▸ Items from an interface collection

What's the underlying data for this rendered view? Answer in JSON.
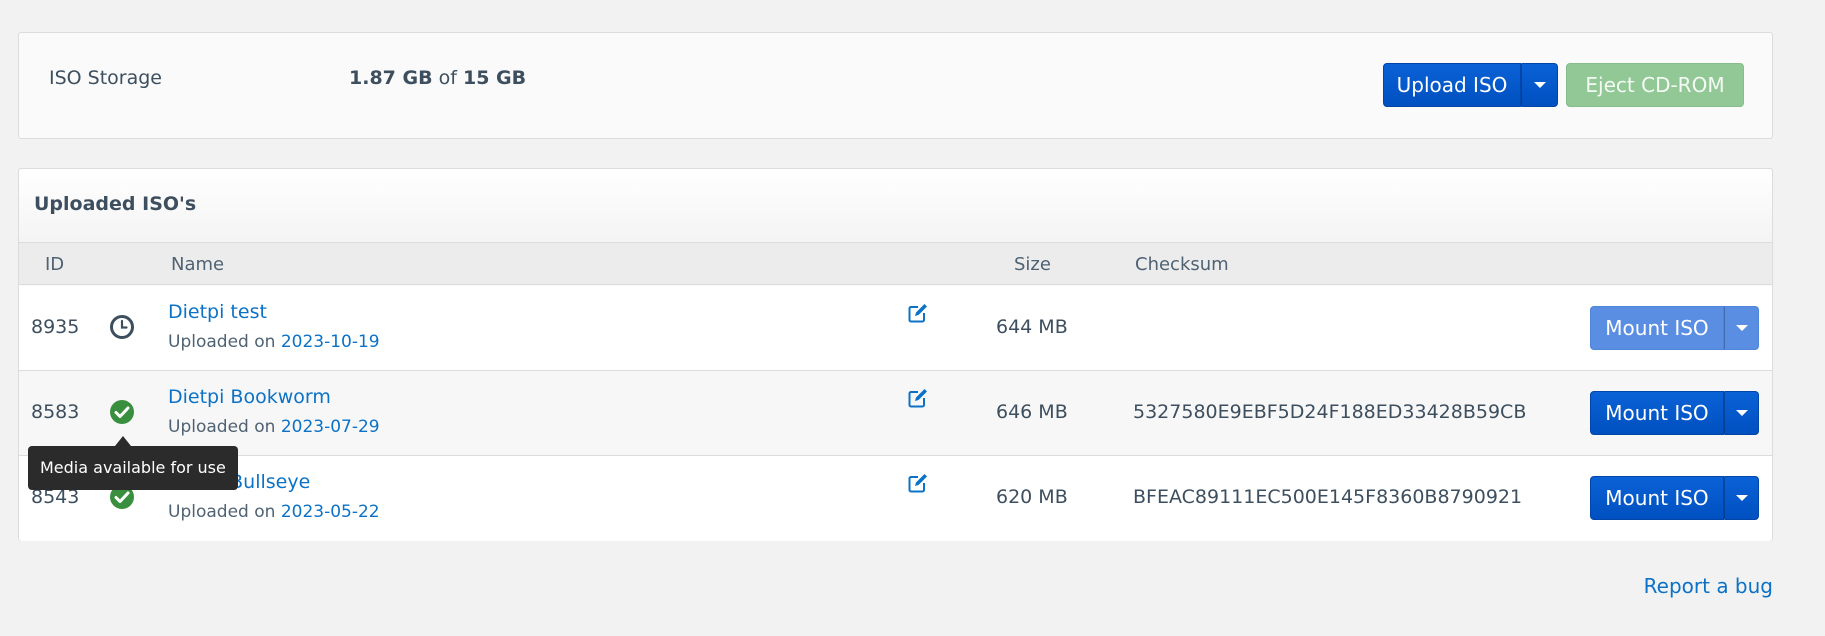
{
  "storage": {
    "label": "ISO Storage",
    "used": "1.87 GB",
    "of_text": "of",
    "total": "15 GB",
    "upload_button": "Upload ISO",
    "eject_button": "Eject CD-ROM"
  },
  "iso_panel": {
    "title": "Uploaded ISO's",
    "columns": {
      "id": "ID",
      "name": "Name",
      "size": "Size",
      "checksum": "Checksum"
    },
    "uploaded_prefix": "Uploaded on",
    "rows": [
      {
        "id": "8935",
        "status_icon": "clock-icon",
        "name": "Dietpi test",
        "date": "2023-10-19",
        "size": "644 MB",
        "checksum": "",
        "mount_label": "Mount ISO",
        "mount_enabled": false
      },
      {
        "id": "8583",
        "status_icon": "check-circle-icon",
        "name": "Dietpi Bookworm",
        "date": "2023-07-29",
        "size": "646 MB",
        "checksum": "5327580E9EBF5D24F188ED33428B59CB",
        "mount_label": "Mount ISO",
        "mount_enabled": true
      },
      {
        "id": "8543",
        "status_icon": "check-circle-icon",
        "name": "DietPI Bullseye",
        "date": "2023-05-22",
        "size": "620 MB",
        "checksum": "BFEAC89111EC500E145F8360B8790921",
        "mount_label": "Mount ISO",
        "mount_enabled": true
      }
    ]
  },
  "tooltip": {
    "text": "Media available for use"
  },
  "footer": {
    "report_bug": "Report a bug"
  },
  "colors": {
    "primary_button": "#0050c0",
    "disabled_button": "#5a8ee3",
    "eject_button": "#92c796",
    "link": "#0b72c7",
    "status_ok": "#3a8f3e",
    "status_pending": "#3d4f5f"
  }
}
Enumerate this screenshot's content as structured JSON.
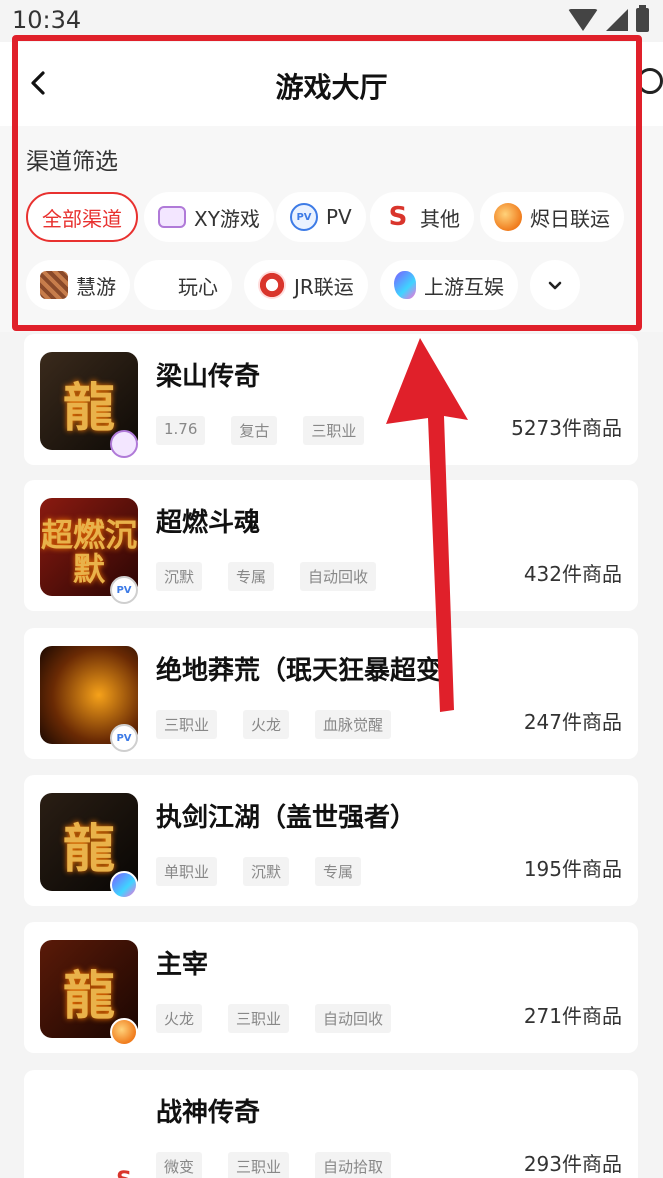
{
  "status": {
    "time": "10:34"
  },
  "header": {
    "title": "游戏大厅"
  },
  "filter": {
    "title": "渠道筛选",
    "channels": [
      {
        "label": "全部渠道"
      },
      {
        "label": "XY游戏"
      },
      {
        "label": "PV"
      },
      {
        "label": "其他"
      },
      {
        "label": "烬日联运"
      },
      {
        "label": "慧游"
      },
      {
        "label": "玩心"
      },
      {
        "label": "JR联运"
      },
      {
        "label": "上游互娱"
      }
    ]
  },
  "games": [
    {
      "name": "梁山传奇",
      "tags": [
        "1.76",
        "复古",
        "三职业"
      ],
      "count": "5273件商品",
      "icon_text": "龍"
    },
    {
      "name": "超燃斗魂",
      "tags": [
        "沉默",
        "专属",
        "自动回收"
      ],
      "count": "432件商品",
      "icon_text": "超燃沉默",
      "badge": "PV"
    },
    {
      "name": "绝地莽荒（珉天狂暴超变）",
      "tags": [
        "三职业",
        "火龙",
        "血脉觉醒"
      ],
      "count": "247件商品",
      "badge": "PV"
    },
    {
      "name": "执剑江湖（盖世强者）",
      "tags": [
        "单职业",
        "沉默",
        "专属"
      ],
      "count": "195件商品",
      "icon_text": "龍"
    },
    {
      "name": "主宰",
      "tags": [
        "火龙",
        "三职业",
        "自动回收"
      ],
      "count": "271件商品",
      "icon_text": "龍"
    },
    {
      "name": "战神传奇",
      "tags": [
        "微变",
        "三职业",
        "自动拾取"
      ],
      "count": "293件商品",
      "badge": "S"
    }
  ],
  "colors": {
    "accent": "#e8312f",
    "highlight": "#e0202a"
  }
}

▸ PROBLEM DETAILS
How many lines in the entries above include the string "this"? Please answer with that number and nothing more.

▸ WRITTEN ANSWER
2